- [What you are asked to do]
Search for the word "Ctrl" in the entries. Each line that holds it should be copied.

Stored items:
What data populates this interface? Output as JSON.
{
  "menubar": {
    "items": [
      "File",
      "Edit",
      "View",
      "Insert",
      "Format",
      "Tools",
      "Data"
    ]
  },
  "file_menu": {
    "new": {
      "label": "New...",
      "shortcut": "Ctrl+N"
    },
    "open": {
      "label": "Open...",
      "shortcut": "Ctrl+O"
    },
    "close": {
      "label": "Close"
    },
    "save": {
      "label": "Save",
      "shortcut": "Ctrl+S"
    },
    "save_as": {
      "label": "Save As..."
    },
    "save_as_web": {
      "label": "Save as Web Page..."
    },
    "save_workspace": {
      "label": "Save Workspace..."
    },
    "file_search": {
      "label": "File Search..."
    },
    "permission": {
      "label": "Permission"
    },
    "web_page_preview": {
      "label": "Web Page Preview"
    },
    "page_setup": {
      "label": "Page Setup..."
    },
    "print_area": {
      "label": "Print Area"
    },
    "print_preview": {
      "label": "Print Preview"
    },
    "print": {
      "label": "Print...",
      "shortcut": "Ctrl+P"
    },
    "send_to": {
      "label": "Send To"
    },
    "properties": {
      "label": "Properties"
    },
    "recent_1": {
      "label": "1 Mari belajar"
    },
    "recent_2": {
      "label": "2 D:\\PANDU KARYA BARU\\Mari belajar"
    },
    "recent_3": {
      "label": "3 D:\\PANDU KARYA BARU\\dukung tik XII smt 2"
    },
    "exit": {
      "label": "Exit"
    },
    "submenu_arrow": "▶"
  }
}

- [Your solution]
      "shortcut": "Ctrl+N"
      "shortcut": "Ctrl+O"
      "shortcut": "Ctrl+S"
      "shortcut": "Ctrl+P"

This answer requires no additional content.